__What you have to do__:
Within the entries below, every line containing "JSON" is to be copied.

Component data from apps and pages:

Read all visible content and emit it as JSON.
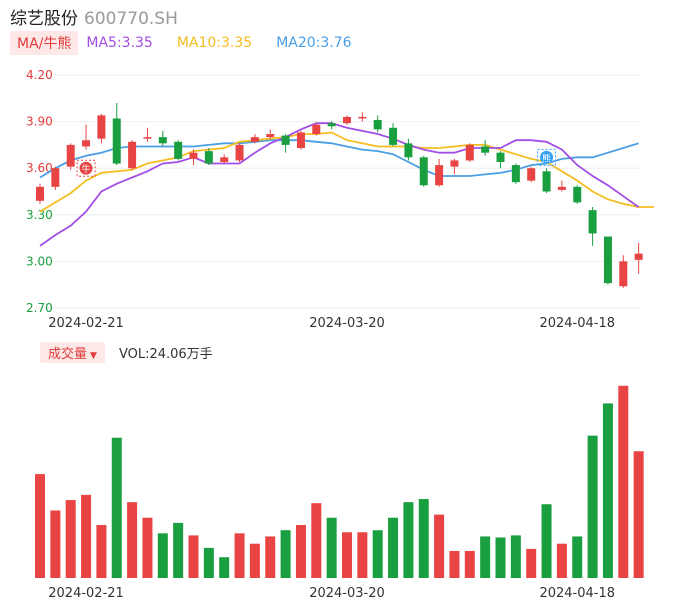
{
  "header": {
    "name": "综艺股份",
    "code": "600770.SH"
  },
  "ma_legend": {
    "toggle_label": "MA/牛熊",
    "items": [
      {
        "label": "MA5:3.35",
        "color": "#a24ee6"
      },
      {
        "label": "MA10:3.35",
        "color": "#f4bd21"
      },
      {
        "label": "MA20:3.76",
        "color": "#4a9ee6"
      }
    ]
  },
  "volume_legend": {
    "toggle_label": "成交量",
    "caret": "▼",
    "value_label": "VOL:24.06万手"
  },
  "markers": [
    {
      "label": "牛",
      "color": "#e84444",
      "x": 3,
      "y": 3.6
    },
    {
      "label": "熊",
      "color": "#2d9ff5",
      "x": 33,
      "y": 3.67
    }
  ],
  "colors": {
    "up": "#e84444",
    "down": "#1a9f40",
    "grid": "#eeeeee",
    "price_axis_up": "#e23b3b",
    "price_axis_down": "#1a9f40"
  },
  "chart_data": [
    {
      "type": "candlestick",
      "x_tick_labels": [
        {
          "index": 3,
          "label": "2024-02-21"
        },
        {
          "index": 20,
          "label": "2024-03-20"
        },
        {
          "index": 35,
          "label": "2024-04-18"
        }
      ],
      "y_ticks": [
        4.2,
        3.9,
        3.6,
        3.3,
        3.0,
        2.7
      ],
      "y_tick_labels": [
        "4.20",
        "3.90",
        "3.60",
        "3.30",
        "3.00",
        "2.70"
      ],
      "ylim": [
        2.7,
        4.2
      ],
      "grid": true,
      "candles": [
        {
          "o": 3.39,
          "c": 3.48,
          "h": 3.5,
          "l": 3.37
        },
        {
          "o": 3.48,
          "c": 3.6,
          "h": 3.61,
          "l": 3.46
        },
        {
          "o": 3.61,
          "c": 3.75,
          "h": 3.76,
          "l": 3.59
        },
        {
          "o": 3.74,
          "c": 3.78,
          "h": 3.88,
          "l": 3.72
        },
        {
          "o": 3.79,
          "c": 3.94,
          "h": 3.95,
          "l": 3.76
        },
        {
          "o": 3.92,
          "c": 3.63,
          "h": 4.02,
          "l": 3.62
        },
        {
          "o": 3.6,
          "c": 3.77,
          "h": 3.78,
          "l": 3.59
        },
        {
          "o": 3.79,
          "c": 3.8,
          "h": 3.86,
          "l": 3.77
        },
        {
          "o": 3.8,
          "c": 3.76,
          "h": 3.84,
          "l": 3.74
        },
        {
          "o": 3.77,
          "c": 3.66,
          "h": 3.78,
          "l": 3.65
        },
        {
          "o": 3.66,
          "c": 3.7,
          "h": 3.72,
          "l": 3.62
        },
        {
          "o": 3.71,
          "c": 3.63,
          "h": 3.73,
          "l": 3.62
        },
        {
          "o": 3.64,
          "c": 3.67,
          "h": 3.69,
          "l": 3.63
        },
        {
          "o": 3.65,
          "c": 3.75,
          "h": 3.76,
          "l": 3.64
        },
        {
          "o": 3.77,
          "c": 3.8,
          "h": 3.82,
          "l": 3.76
        },
        {
          "o": 3.8,
          "c": 3.82,
          "h": 3.85,
          "l": 3.79
        },
        {
          "o": 3.81,
          "c": 3.75,
          "h": 3.82,
          "l": 3.7
        },
        {
          "o": 3.73,
          "c": 3.83,
          "h": 3.84,
          "l": 3.72
        },
        {
          "o": 3.82,
          "c": 3.88,
          "h": 3.89,
          "l": 3.81
        },
        {
          "o": 3.89,
          "c": 3.87,
          "h": 3.9,
          "l": 3.85
        },
        {
          "o": 3.89,
          "c": 3.93,
          "h": 3.94,
          "l": 3.88
        },
        {
          "o": 3.93,
          "c": 3.93,
          "h": 3.96,
          "l": 3.9
        },
        {
          "o": 3.91,
          "c": 3.85,
          "h": 3.94,
          "l": 3.83
        },
        {
          "o": 3.86,
          "c": 3.75,
          "h": 3.89,
          "l": 3.74
        },
        {
          "o": 3.76,
          "c": 3.67,
          "h": 3.79,
          "l": 3.65
        },
        {
          "o": 3.67,
          "c": 3.49,
          "h": 3.68,
          "l": 3.48
        },
        {
          "o": 3.49,
          "c": 3.62,
          "h": 3.66,
          "l": 3.48
        },
        {
          "o": 3.61,
          "c": 3.65,
          "h": 3.66,
          "l": 3.56
        },
        {
          "o": 3.65,
          "c": 3.75,
          "h": 3.76,
          "l": 3.64
        },
        {
          "o": 3.74,
          "c": 3.7,
          "h": 3.78,
          "l": 3.68
        },
        {
          "o": 3.7,
          "c": 3.64,
          "h": 3.71,
          "l": 3.6
        },
        {
          "o": 3.62,
          "c": 3.51,
          "h": 3.63,
          "l": 3.5
        },
        {
          "o": 3.52,
          "c": 3.6,
          "h": 3.61,
          "l": 3.51
        },
        {
          "o": 3.58,
          "c": 3.45,
          "h": 3.6,
          "l": 3.44
        },
        {
          "o": 3.46,
          "c": 3.48,
          "h": 3.52,
          "l": 3.45
        },
        {
          "o": 3.48,
          "c": 3.38,
          "h": 3.49,
          "l": 3.37
        },
        {
          "o": 3.33,
          "c": 3.18,
          "h": 3.35,
          "l": 3.1
        },
        {
          "o": 3.16,
          "c": 2.86,
          "h": 3.16,
          "l": 2.85
        },
        {
          "o": 2.84,
          "c": 3.0,
          "h": 3.04,
          "l": 2.83
        },
        {
          "o": 3.01,
          "c": 3.05,
          "h": 3.12,
          "l": 2.92
        }
      ],
      "ma5": [
        3.1,
        3.17,
        3.23,
        3.32,
        3.45,
        3.5,
        3.54,
        3.58,
        3.63,
        3.64,
        3.67,
        3.63,
        3.63,
        3.63,
        3.7,
        3.76,
        3.8,
        3.85,
        3.89,
        3.89,
        3.86,
        3.84,
        3.82,
        3.79,
        3.75,
        3.72,
        3.7,
        3.7,
        3.73,
        3.73,
        3.73,
        3.78,
        3.78,
        3.77,
        3.72,
        3.62,
        3.55,
        3.49,
        3.42,
        3.35
      ],
      "ma10": [
        3.32,
        3.38,
        3.44,
        3.52,
        3.57,
        3.58,
        3.59,
        3.63,
        3.65,
        3.67,
        3.71,
        3.72,
        3.73,
        3.77,
        3.78,
        3.79,
        3.8,
        3.82,
        3.82,
        3.83,
        3.78,
        3.76,
        3.74,
        3.74,
        3.74,
        3.73,
        3.73,
        3.74,
        3.75,
        3.75,
        3.72,
        3.69,
        3.66,
        3.64,
        3.58,
        3.52,
        3.45,
        3.4,
        3.37,
        3.35,
        3.35
      ],
      "ma20": [
        3.54,
        3.6,
        3.65,
        3.68,
        3.7,
        3.73,
        3.74,
        3.74,
        3.74,
        3.74,
        3.74,
        3.75,
        3.76,
        3.76,
        3.77,
        3.78,
        3.78,
        3.78,
        3.77,
        3.76,
        3.74,
        3.72,
        3.71,
        3.69,
        3.64,
        3.59,
        3.55,
        3.55,
        3.55,
        3.56,
        3.57,
        3.59,
        3.62,
        3.63,
        3.66,
        3.67,
        3.67,
        3.7,
        3.73,
        3.76
      ]
    },
    {
      "type": "bar",
      "title": "成交量",
      "values": [
        1.0,
        0.65,
        0.75,
        0.8,
        0.51,
        1.35,
        0.73,
        0.58,
        0.43,
        0.53,
        0.41,
        0.29,
        0.2,
        0.43,
        0.33,
        0.4,
        0.46,
        0.51,
        0.72,
        0.58,
        0.44,
        0.44,
        0.46,
        0.58,
        0.73,
        0.76,
        0.61,
        0.26,
        0.26,
        0.4,
        0.39,
        0.41,
        0.28,
        0.71,
        0.33,
        0.4,
        1.37,
        1.68,
        1.85,
        1.22
      ],
      "up": [
        true,
        true,
        true,
        true,
        true,
        false,
        true,
        true,
        false,
        false,
        true,
        false,
        false,
        true,
        true,
        true,
        false,
        true,
        true,
        false,
        true,
        true,
        false,
        false,
        false,
        false,
        true,
        true,
        true,
        false,
        false,
        false,
        true,
        false,
        true,
        false,
        false,
        false,
        true,
        true
      ],
      "x_tick_labels": [
        {
          "index": 3,
          "label": "2024-02-21"
        },
        {
          "index": 20,
          "label": "2024-03-20"
        },
        {
          "index": 35,
          "label": "2024-04-18"
        }
      ]
    }
  ]
}
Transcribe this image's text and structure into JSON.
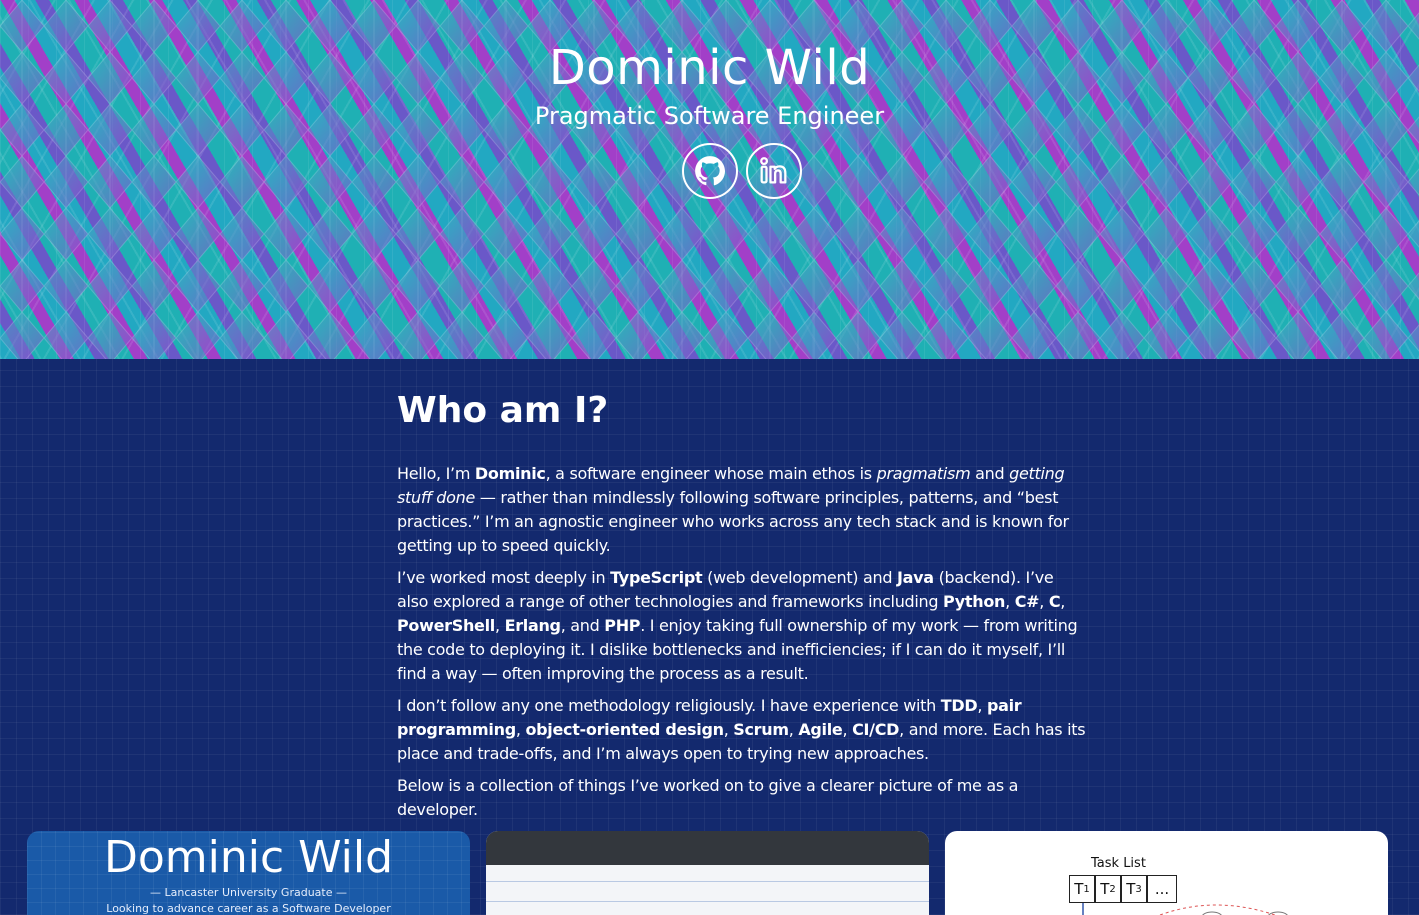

__Solution to this problem__:
Read all visible content and emit it as JSON.
Transcribe this image's text and structure into JSON.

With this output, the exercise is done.